Of Confederate flags and statues of anti-Semites

Robert A. Cohn is Editor-in-Chief Emeritus of the St. Louis Jewish Light.

BY ROBERT A. COHN, Editor-in-Chief Emeritus

The legislature of South Carolina is in the process of voting this week on a request by Gov. Nikki Haley that the Confederate battle flag on the state Capitol grounds be taken down in the aftermath of the horrific massacre of nine worshippers at the historic Emanuel African Methodist Episcopal Church in Charleston, allegedly at the hands of a racist gunman who proudly posted photographs of himself with that flag in hand. 

The flag in question originally flew from the top of the South Carolina Capitol building; it was placed there in 1961 not so much as a tribute to the valor of Confederate soldiers but as a gesture of defiance and a symbol of the infamous Jim Crow laws that deprived African-Americans of their basic civil rights, including the right to vote.

If the Confederate battle flag had been flying since the period after the Civil War, when memories of the epic battles of that conflict were still fresh and when the North and South were trying to heal, then perhaps it might have served some legitimate purpose.
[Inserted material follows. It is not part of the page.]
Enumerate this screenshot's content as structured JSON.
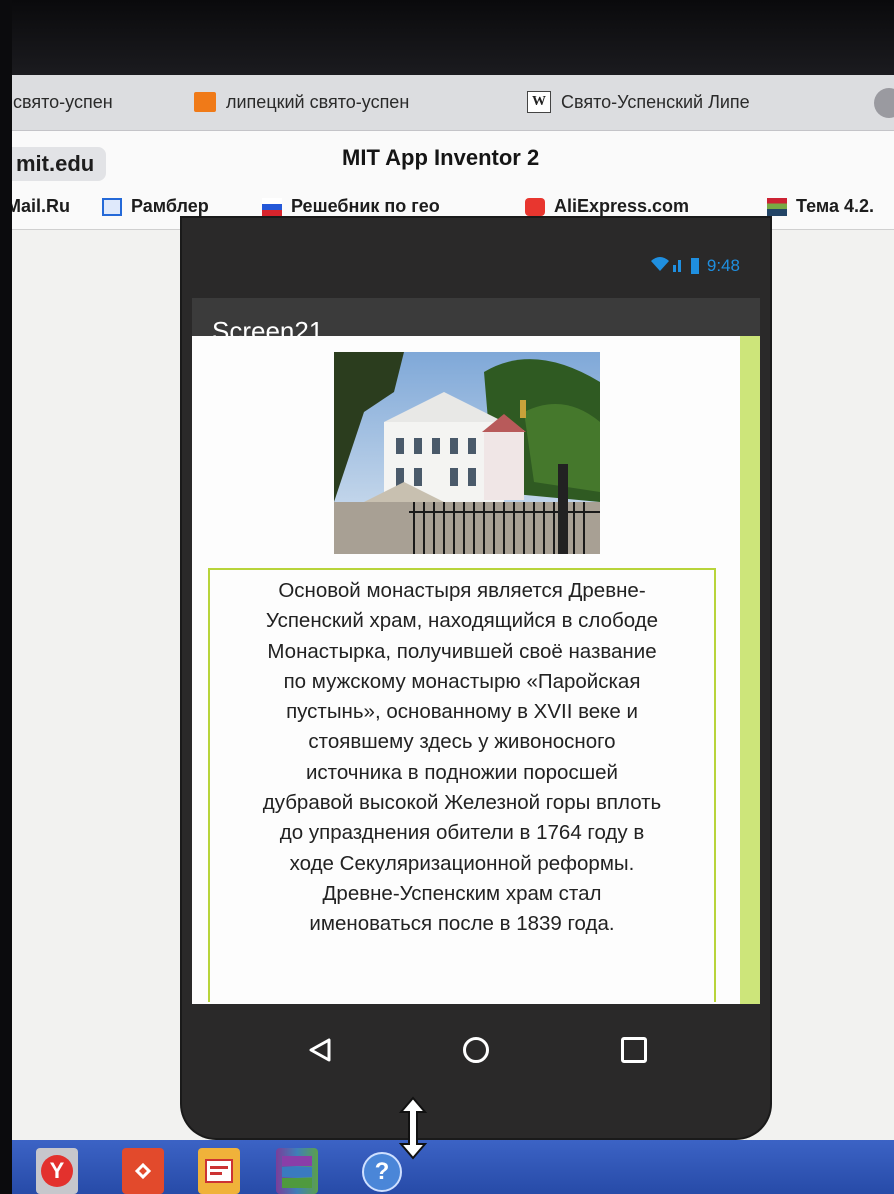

But the South Carolina flag was placed there in 1961 at the height of the American civil rights movement. Taking the flag down requires a two-thirds vote in each house of the South Carolina Legislature. The measure has already passed in the Senate, and it is hoped that it will also pass in the House, so that the flag which has come to symbolize South Carolina’s racist past, will come down.

But how far should the removal of flags and monuments go? Should the monument to Confederate soldiers in Forest Park come down or be moved to a museum as some have demanded? Should universities, streets and highways, and public parks named after Confederate military officers be taken down? Should the Custis-Lee Mansion at the National Cemetery in Arlington, Virginia, erase the “Lee” from its official designation? And if Robert E. Lee’s family name is expunged because he led the Confederate army during the Civil War, should the names of George Washington and Thomas Jefferson be removed because each of them was a slave owner?

Do we as American Jews have similar concerns about statues and other public tributes to historic figures who are known to have been vicious anti-Semites? If so, we should be clamoring for Ukraine to remove its statue of Bogdan Chmielnicki who, in late spring of 1648, led a peasant revolt against Ukraine’s Polish rulers. Paul Johnson, in his one-volume “A History of the Jews,” writes: 

“But the principal animus was directed against the Jews, with whom the peasants had the most contact. … Thousands of Jews from the villages and shtetls scrambled for safety.” 

In all, according to Johnson, about 6,000 Jews were massacred in the affected town. Despite this well-documented anti-Jewish bloodbath, a defiant equestrian statue of Chmielnicki stands in the town square in Kiev. Should not that statue be removed despite the fact that its subject is a hero to many Ukrainians?

The statue dilemma strikes closer to home. St. Louis is named in honor of the French King Louis IX, the patron saint of Louis XV. Historian Johnson describes Louis IX, whose statue appears atop Art Hill in Forest Park, as “a crusader and anti-Semite, (who) was the only monarch to cooperate with (Pope Gregory IX) in the pope’s ban on the Talmud and fulminations against European Jews. 

The French monarch after whom our fair city is named is quoted by Johnson as having said that “the best way to argue with a Jew was to plunge a sword in him.”

Even harsher indictments against King Louis IX (1226-1270) are detailed in a comprehensive article on France in the Encyclopedia Judaica (1972 edition). The article states: “During the reign of Louis IX, severalanti-Jewish persecutions took place in 1236 in the western provinces. … The king, ostentatiously scrupulous of benefitting from money earned from the sin of usury, dedicated it to the financing of the Crusade.”

Also noted is that Louis IX and Alphonse of Poitiers rivaled one another in their brutal methods of extorting money from the Jews.

I would not advocate removing the statue of King Louis IX from its prominent place atop Art Hill. Vandals over the years have stolen his sword, which was a kind of posthumous punishment for the anti-Jewish tyrant. Reasonable people on both sides of this issue can disagree on whether there should be a statute of limitations on statue and monument removal. 

From a historical viewpoint, the Confederate battle flag in South Carolina and the statues of anti-Jewish historic figures in Kiev and St. Louis provide useful “teachable moments” for the entire community.